======== SUPPLIED MATERIAL ========

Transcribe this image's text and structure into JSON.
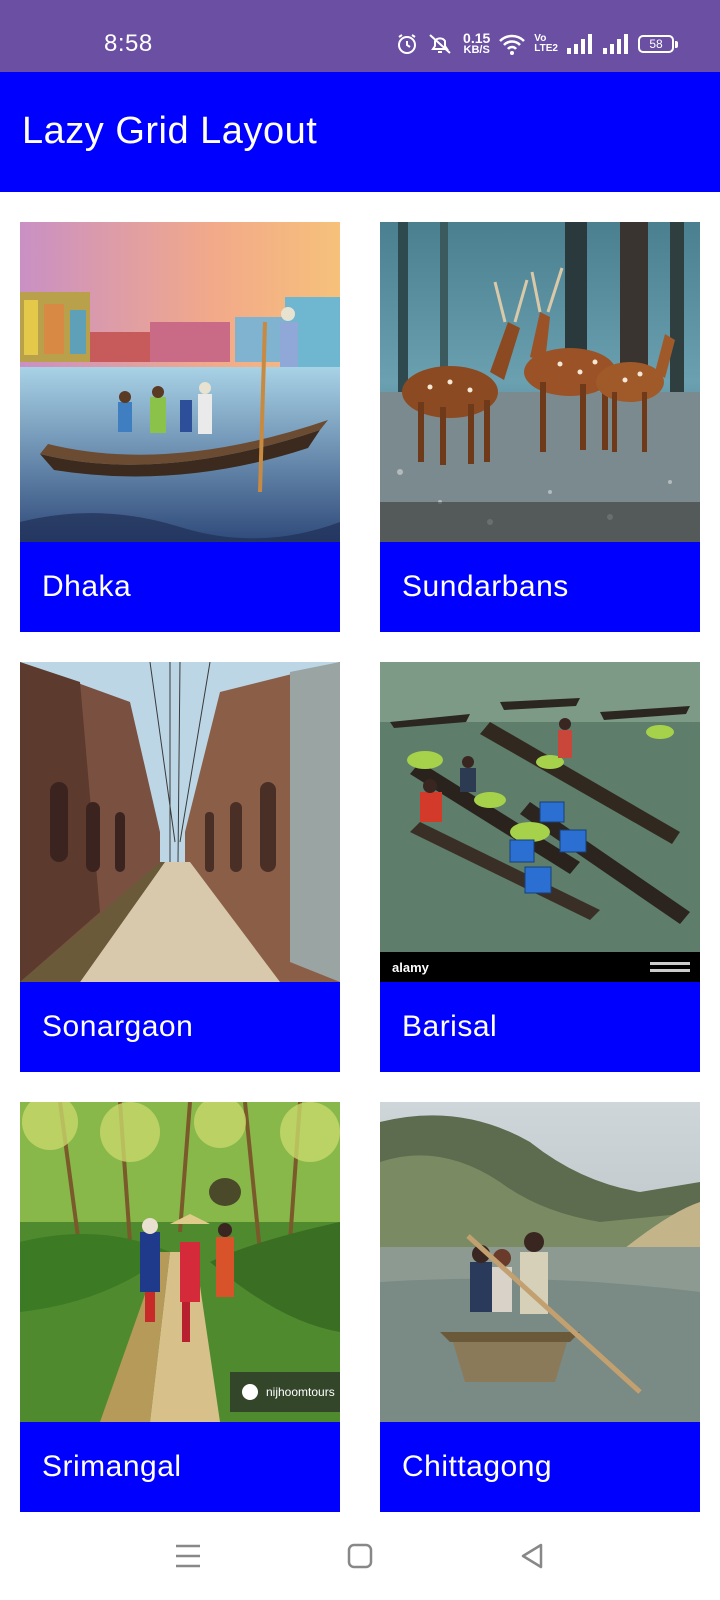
{
  "status_bar": {
    "time": "8:58",
    "net_speed_value": "0.15",
    "net_speed_unit": "KB/S",
    "volte_top": "Vo",
    "volte_bottom": "LTE2",
    "battery": "58",
    "icons": [
      "alarm-icon",
      "mute-icon",
      "wifi-icon",
      "signal-icon",
      "signal-icon",
      "battery-icon"
    ]
  },
  "app_bar": {
    "title": "Lazy Grid Layout"
  },
  "grid": {
    "items": [
      {
        "label": "Dhaka",
        "image": "boat-on-river-city"
      },
      {
        "label": "Sundarbans",
        "image": "spotted-deer-forest"
      },
      {
        "label": "Sonargaon",
        "image": "old-brick-street"
      },
      {
        "label": "Barisal",
        "image": "floating-market",
        "image_watermark": "alamy"
      },
      {
        "label": "Srimangal",
        "image": "tea-garden-path",
        "image_watermark": "nijhoomtours"
      },
      {
        "label": "Chittagong",
        "image": "boat-on-lake-hills"
      }
    ]
  },
  "colors": {
    "status_bar": "#6a4fa3",
    "app_bar": "#0000ff",
    "card_label": "#0000ff",
    "text_on_primary": "#ffffff"
  },
  "nav_bar": {
    "icons": [
      "menu-icon",
      "home-icon",
      "back-icon"
    ]
  }
}
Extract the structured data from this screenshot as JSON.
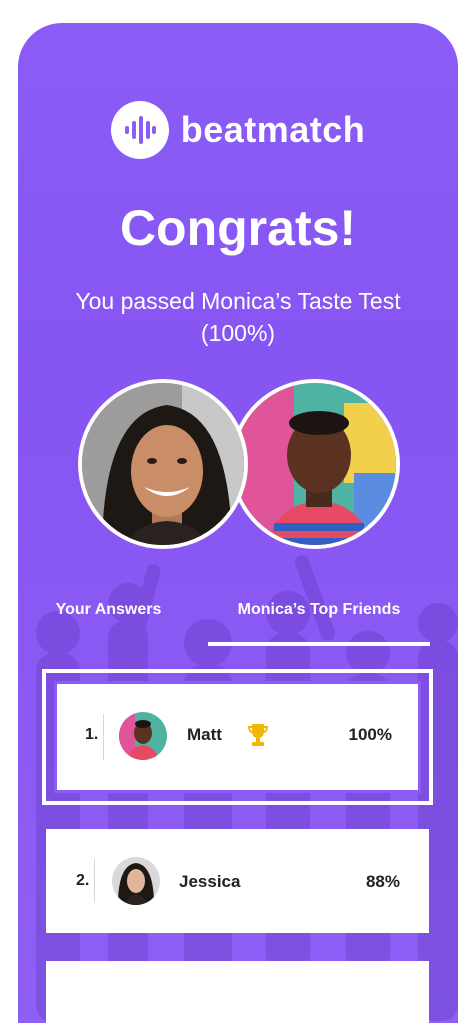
{
  "brand": {
    "name": "beatmatch",
    "logo_icon": "soundwave-icon"
  },
  "hero": {
    "headline": "Congrats!",
    "subhead": "You passed Monica’s Taste Test (100%)"
  },
  "tabs": [
    {
      "label": "Your Answers",
      "active": false
    },
    {
      "label": "Monica’s Top Friends",
      "active": true
    }
  ],
  "leaderboard": [
    {
      "rank": "1.",
      "name": "Matt",
      "percent": "100%",
      "badge": "trophy-icon",
      "highlighted": true
    },
    {
      "rank": "2.",
      "name": "Jessica",
      "percent": "88%",
      "badge": "",
      "highlighted": false
    }
  ],
  "colors": {
    "accent": "#8b5cf6",
    "trophy": "#f2b705",
    "card": "#ffffff"
  }
}
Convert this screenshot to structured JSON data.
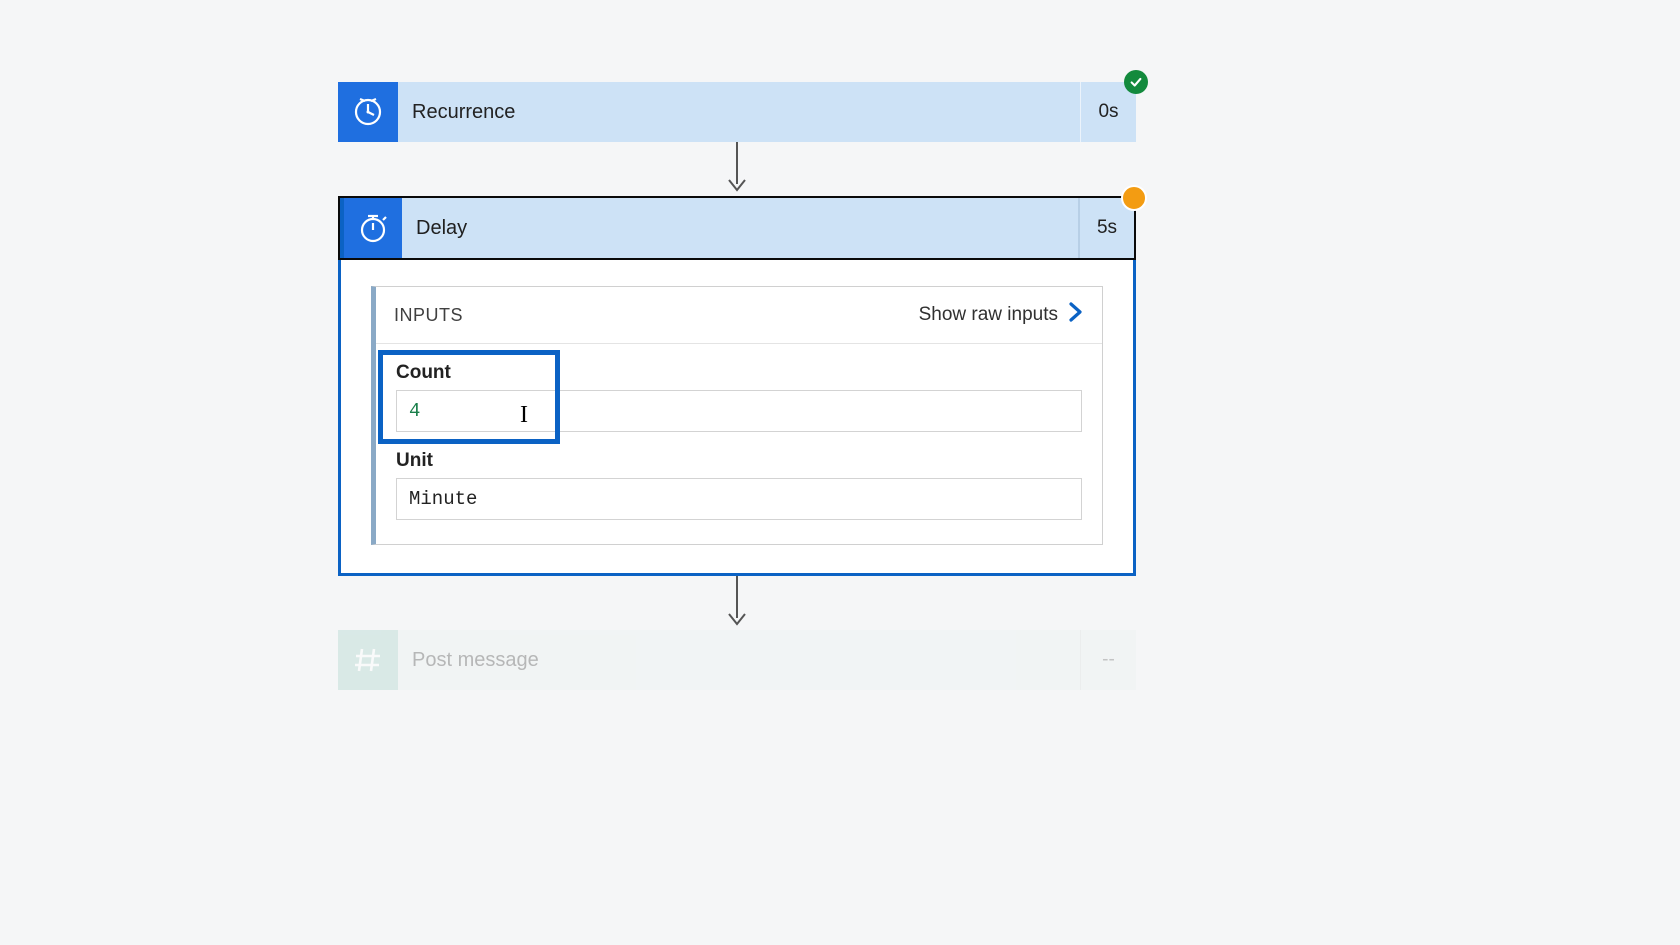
{
  "steps": {
    "recurrence": {
      "title": "Recurrence",
      "duration": "0s",
      "status": "success"
    },
    "delay": {
      "title": "Delay",
      "duration": "5s",
      "status": "running",
      "inputs_panel": {
        "header": "INPUTS",
        "show_raw_label": "Show raw inputs",
        "fields": {
          "count": {
            "label": "Count",
            "value": "4"
          },
          "unit": {
            "label": "Unit",
            "value": "Minute"
          }
        }
      }
    },
    "post_message": {
      "title": "Post message",
      "duration": "--",
      "status": "pending"
    }
  },
  "colors": {
    "brand_blue": "#1f6fe0",
    "accent_blue": "#0b62c4",
    "header_fill": "#cde2f6",
    "success": "#138a3d",
    "running": "#f39c12"
  }
}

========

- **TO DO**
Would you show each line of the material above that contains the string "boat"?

- **RESPONSE TO THE EXERCISE**
        "image": "boat-on-river-city"
        "image": "boat-on-lake-hills"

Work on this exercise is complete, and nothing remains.